Cori Newsom, Staff Writer
Abuse stories seem to be racking up the news websites this month. Cases such as Adrian Peterson’s have raised the same question that has been an ongoing debate for some time; how do you tell the difference between discipline and childhood abuse? Abuse, as defined in the dictionary, has four meanings depending on the context of the word. The second meaning describes abuse as “treating (a person or an animal) with cruelty or violence, especially regularly or repeatedly.” By adding the word “physical” to this term, the definition becomes more finite by “involving contact intended to cause feelings of physical pain, injury, or other physical suffering or bodily harm.” By only taking into account these definitions, the answer to the abuse questions supposedly become painfully obvious. However, especially in a child’s case, this becomes a very grey area.
Kids need to be disciplined in order to learn how to behave. So where do we draw the line between deserved, necessary discipline and child abuse? This question has greatly altered our society in many regards. Obviously we can agree there is abuse going on if a child is sporting bruises and cuts that openly bleed and/or last for days. So, on the opposite, less violent scale, how do we draw the line between what we consider harmless disciplinary action and a less obvious, but still horrible form of child abuse?
Addressing the far side of disciplinary action, you can’t be so afraid of physically abusing a child that you don’t discipline them at all.
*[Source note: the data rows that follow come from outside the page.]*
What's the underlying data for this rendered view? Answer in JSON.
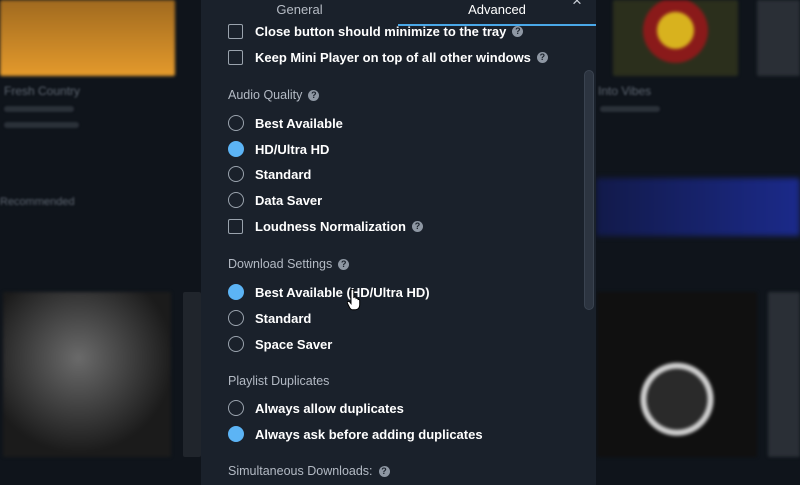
{
  "background": {
    "texts": [
      "Fresh Country",
      "Into Vibes",
      "Recommended"
    ]
  },
  "dialog": {
    "tabs": {
      "general": "General",
      "advanced": "Advanced"
    },
    "close_glyph": "×",
    "window_options": [
      {
        "label": "Close button should minimize to the tray",
        "checked": false,
        "help": true
      },
      {
        "label": "Keep Mini Player on top of all other windows",
        "checked": false,
        "help": true
      }
    ],
    "audio_quality": {
      "title": "Audio Quality",
      "options": [
        {
          "label": "Best Available",
          "selected": false
        },
        {
          "label": "HD/Ultra HD",
          "selected": true
        },
        {
          "label": "Standard",
          "selected": false
        },
        {
          "label": "Data Saver",
          "selected": false
        }
      ],
      "loudness": {
        "label": "Loudness Normalization",
        "checked": false
      }
    },
    "download_settings": {
      "title": "Download Settings",
      "options": [
        {
          "label": "Best Available (HD/Ultra HD)",
          "selected": true
        },
        {
          "label": "Standard",
          "selected": false
        },
        {
          "label": "Space Saver",
          "selected": false
        }
      ]
    },
    "playlist_duplicates": {
      "title": "Playlist Duplicates",
      "options": [
        {
          "label": "Always allow duplicates",
          "selected": false
        },
        {
          "label": "Always ask before adding duplicates",
          "selected": true
        }
      ]
    },
    "simultaneous_downloads": {
      "title": "Simultaneous Downloads:"
    },
    "help_glyph": "?"
  },
  "colors": {
    "accent": "#5cb4f5",
    "tab_underline": "#4aa8e8",
    "dialog_bg": "#1a212b"
  }
}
Many elementary schools and day cares just let kids walk all over them; they attempt to discipline the children, but are not sincere in the act. Addressing the middle scale, (the line between discipline and abuse), if the child is not bleeding and the physical evidence of discipline is only lasting a few hours this should not considered abuse. We as a society cannot call child protective services every time we see a parent spank a child in public.
In all honesty, these aren’t questions that can be solved in one newspaper article. The area of abuse is subjective, which is why there are so many debates about it. The best we can hope to do is take all areas of discipline into account and hope we understand the line between discipline and abuse.